● THE TASK:
Copy each line that contains the string "first", taking them from the material.

● GIVEN INFORMATION:
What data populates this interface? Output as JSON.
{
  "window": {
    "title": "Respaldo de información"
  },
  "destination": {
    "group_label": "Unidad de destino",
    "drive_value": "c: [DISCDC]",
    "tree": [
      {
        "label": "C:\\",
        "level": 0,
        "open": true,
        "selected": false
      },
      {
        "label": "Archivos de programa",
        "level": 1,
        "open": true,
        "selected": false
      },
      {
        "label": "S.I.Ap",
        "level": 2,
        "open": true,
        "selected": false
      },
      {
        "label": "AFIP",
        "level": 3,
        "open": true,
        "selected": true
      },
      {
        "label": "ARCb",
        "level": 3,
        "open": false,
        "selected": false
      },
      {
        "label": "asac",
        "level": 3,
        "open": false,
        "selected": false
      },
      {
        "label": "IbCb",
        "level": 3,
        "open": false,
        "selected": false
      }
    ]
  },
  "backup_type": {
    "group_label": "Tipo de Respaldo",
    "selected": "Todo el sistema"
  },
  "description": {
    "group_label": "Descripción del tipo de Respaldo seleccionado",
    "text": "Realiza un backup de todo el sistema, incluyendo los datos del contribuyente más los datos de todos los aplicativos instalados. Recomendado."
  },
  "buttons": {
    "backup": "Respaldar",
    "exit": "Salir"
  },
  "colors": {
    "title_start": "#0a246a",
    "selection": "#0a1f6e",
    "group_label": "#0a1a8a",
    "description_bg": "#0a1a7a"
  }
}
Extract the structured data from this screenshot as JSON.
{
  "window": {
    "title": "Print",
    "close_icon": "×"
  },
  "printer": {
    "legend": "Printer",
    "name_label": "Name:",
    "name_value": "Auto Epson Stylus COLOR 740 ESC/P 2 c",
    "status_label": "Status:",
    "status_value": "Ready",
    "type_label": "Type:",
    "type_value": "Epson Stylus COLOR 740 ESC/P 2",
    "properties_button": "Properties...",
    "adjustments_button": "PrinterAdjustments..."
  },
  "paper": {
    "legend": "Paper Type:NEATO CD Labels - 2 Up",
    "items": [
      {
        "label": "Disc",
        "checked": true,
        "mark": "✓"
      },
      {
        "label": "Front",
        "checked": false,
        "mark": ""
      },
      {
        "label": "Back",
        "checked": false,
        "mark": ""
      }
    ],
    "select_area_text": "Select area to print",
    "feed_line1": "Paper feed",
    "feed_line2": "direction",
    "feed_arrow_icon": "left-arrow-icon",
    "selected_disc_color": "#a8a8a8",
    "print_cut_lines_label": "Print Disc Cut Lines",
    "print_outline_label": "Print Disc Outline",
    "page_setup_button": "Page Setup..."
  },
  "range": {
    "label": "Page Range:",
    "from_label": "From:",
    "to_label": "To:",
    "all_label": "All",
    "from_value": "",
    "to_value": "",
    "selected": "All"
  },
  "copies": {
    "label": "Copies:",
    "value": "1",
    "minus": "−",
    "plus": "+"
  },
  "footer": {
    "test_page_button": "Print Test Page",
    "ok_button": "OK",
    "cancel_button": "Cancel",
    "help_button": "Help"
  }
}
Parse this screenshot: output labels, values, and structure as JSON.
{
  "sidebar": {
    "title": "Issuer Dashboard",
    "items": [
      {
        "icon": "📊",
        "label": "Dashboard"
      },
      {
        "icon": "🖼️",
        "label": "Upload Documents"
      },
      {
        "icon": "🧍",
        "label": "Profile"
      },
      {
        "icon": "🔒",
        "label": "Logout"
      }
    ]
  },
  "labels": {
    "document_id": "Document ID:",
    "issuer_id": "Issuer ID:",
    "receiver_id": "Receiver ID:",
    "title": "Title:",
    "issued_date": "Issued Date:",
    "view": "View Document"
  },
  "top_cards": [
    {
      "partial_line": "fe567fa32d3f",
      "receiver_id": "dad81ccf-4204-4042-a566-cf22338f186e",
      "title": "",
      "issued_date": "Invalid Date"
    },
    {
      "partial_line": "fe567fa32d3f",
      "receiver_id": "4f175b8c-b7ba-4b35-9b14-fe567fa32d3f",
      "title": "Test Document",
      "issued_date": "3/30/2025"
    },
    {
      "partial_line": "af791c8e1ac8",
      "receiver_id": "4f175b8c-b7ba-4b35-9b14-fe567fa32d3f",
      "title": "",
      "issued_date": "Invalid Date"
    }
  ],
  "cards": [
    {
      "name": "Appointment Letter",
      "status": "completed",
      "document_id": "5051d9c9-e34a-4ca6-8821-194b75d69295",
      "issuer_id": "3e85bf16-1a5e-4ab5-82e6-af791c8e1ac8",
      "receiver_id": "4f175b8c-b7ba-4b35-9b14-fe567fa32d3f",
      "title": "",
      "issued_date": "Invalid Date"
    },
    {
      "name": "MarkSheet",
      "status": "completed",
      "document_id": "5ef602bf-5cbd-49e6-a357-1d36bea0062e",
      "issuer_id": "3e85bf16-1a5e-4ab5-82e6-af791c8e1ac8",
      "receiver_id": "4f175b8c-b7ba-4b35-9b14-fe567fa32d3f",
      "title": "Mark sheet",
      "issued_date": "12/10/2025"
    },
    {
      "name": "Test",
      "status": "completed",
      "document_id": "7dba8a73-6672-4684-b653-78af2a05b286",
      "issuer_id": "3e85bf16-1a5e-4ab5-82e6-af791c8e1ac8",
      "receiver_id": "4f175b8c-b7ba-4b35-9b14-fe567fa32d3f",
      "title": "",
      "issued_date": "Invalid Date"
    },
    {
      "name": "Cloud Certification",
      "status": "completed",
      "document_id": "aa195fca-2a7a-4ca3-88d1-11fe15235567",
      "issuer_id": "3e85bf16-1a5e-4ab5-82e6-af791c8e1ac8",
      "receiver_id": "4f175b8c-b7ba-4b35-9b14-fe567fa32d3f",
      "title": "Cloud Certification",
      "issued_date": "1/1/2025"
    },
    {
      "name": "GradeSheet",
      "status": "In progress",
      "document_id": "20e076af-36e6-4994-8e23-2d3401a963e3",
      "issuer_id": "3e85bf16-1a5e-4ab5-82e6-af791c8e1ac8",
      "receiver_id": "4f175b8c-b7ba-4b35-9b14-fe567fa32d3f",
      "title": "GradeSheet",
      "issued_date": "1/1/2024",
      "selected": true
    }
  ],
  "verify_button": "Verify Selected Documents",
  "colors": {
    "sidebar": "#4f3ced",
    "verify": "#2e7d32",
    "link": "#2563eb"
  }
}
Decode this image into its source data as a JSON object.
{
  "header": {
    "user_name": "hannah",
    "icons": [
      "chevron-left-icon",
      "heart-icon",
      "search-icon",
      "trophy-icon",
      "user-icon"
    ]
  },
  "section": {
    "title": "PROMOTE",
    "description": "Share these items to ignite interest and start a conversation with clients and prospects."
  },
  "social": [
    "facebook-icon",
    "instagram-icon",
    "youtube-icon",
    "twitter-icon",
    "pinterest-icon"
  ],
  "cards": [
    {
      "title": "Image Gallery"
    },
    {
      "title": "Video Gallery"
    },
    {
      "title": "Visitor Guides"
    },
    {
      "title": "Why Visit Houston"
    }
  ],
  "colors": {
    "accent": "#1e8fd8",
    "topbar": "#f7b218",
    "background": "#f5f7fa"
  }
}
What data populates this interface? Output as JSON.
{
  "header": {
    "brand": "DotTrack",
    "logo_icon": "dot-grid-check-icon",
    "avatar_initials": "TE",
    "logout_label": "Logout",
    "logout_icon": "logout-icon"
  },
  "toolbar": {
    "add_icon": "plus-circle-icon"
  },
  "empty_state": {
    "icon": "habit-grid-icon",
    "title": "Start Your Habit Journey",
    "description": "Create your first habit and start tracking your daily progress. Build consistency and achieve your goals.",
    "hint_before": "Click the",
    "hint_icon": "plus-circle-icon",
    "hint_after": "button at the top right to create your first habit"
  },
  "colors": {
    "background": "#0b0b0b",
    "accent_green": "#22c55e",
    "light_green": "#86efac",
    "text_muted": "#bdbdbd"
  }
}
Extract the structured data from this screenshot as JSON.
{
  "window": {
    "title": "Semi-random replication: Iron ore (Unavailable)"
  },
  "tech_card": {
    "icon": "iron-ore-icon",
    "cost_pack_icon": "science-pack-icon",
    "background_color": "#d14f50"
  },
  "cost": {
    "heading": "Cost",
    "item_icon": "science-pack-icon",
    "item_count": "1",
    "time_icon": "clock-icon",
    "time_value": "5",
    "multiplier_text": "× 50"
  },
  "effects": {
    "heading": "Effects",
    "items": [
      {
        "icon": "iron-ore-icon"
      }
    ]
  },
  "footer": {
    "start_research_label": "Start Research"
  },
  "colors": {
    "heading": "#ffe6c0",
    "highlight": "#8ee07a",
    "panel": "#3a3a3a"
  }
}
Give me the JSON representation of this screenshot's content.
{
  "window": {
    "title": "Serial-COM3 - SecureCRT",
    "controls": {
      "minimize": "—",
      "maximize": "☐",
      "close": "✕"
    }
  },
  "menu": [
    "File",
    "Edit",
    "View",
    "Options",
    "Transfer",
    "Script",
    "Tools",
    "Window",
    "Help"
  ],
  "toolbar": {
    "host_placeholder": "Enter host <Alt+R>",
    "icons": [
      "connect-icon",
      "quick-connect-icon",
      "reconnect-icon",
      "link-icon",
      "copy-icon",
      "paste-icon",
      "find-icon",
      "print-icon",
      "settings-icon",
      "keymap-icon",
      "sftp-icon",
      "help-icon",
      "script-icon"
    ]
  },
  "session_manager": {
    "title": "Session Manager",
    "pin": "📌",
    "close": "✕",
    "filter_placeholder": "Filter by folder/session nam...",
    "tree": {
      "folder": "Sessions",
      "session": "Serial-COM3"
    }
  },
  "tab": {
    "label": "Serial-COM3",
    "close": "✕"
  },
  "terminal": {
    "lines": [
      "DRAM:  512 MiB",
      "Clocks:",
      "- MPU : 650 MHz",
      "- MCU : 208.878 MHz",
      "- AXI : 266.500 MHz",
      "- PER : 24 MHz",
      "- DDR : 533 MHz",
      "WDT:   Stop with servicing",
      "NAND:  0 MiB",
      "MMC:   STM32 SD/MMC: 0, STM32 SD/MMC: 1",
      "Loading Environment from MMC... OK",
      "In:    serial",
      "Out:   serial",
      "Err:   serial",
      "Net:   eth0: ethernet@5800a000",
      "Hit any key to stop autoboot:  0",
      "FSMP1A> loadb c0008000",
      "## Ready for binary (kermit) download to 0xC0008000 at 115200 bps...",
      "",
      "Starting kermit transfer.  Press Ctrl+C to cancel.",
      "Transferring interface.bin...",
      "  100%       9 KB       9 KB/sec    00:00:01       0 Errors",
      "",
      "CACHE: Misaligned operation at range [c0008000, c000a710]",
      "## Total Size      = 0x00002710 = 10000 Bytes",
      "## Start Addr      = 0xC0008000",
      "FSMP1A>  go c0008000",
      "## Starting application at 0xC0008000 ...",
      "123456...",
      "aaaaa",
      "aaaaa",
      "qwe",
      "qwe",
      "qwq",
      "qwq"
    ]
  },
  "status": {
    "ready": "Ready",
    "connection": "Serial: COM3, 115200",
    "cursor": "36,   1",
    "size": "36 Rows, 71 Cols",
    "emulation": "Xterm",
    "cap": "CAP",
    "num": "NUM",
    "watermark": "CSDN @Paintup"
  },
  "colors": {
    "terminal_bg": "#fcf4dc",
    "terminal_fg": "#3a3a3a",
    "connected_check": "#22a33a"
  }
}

● RESPONSE TO THE TASK:
    "description": "Create your first habit and start tracking your daily progress. Build consistency and achieve your goals.",
    "hint_after": "button at the top right to create your first habit"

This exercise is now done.